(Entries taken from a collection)
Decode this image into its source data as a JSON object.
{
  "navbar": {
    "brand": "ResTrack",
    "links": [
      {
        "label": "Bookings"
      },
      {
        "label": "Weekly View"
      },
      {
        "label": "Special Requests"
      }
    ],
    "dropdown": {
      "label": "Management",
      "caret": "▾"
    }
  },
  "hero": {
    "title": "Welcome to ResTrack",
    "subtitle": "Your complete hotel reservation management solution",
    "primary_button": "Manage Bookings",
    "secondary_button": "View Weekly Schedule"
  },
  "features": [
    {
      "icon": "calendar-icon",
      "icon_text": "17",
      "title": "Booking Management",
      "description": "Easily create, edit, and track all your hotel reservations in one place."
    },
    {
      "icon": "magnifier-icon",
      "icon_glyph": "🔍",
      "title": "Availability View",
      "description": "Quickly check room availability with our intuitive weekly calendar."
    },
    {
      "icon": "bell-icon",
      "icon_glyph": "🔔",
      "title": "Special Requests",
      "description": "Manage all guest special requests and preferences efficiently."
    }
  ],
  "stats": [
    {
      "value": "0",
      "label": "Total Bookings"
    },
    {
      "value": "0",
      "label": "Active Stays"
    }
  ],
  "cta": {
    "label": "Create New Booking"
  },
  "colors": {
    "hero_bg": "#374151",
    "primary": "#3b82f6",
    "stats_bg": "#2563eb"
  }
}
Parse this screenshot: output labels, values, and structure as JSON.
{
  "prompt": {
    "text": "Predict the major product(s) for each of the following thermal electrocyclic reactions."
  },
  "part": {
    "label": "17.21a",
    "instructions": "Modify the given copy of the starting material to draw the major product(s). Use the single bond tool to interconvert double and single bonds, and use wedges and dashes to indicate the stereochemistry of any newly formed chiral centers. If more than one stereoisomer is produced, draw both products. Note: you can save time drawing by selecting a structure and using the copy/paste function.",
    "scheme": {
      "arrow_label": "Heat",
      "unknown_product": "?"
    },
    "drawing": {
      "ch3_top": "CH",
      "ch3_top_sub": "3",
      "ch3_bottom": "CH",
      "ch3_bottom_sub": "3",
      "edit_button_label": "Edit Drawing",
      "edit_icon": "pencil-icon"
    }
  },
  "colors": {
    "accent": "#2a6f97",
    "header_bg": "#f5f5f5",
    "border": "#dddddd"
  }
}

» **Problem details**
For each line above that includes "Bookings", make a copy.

» **Answer space**
        "label": "Bookings"
    "primary_button": "Manage Bookings",
      "label": "Total Bookings"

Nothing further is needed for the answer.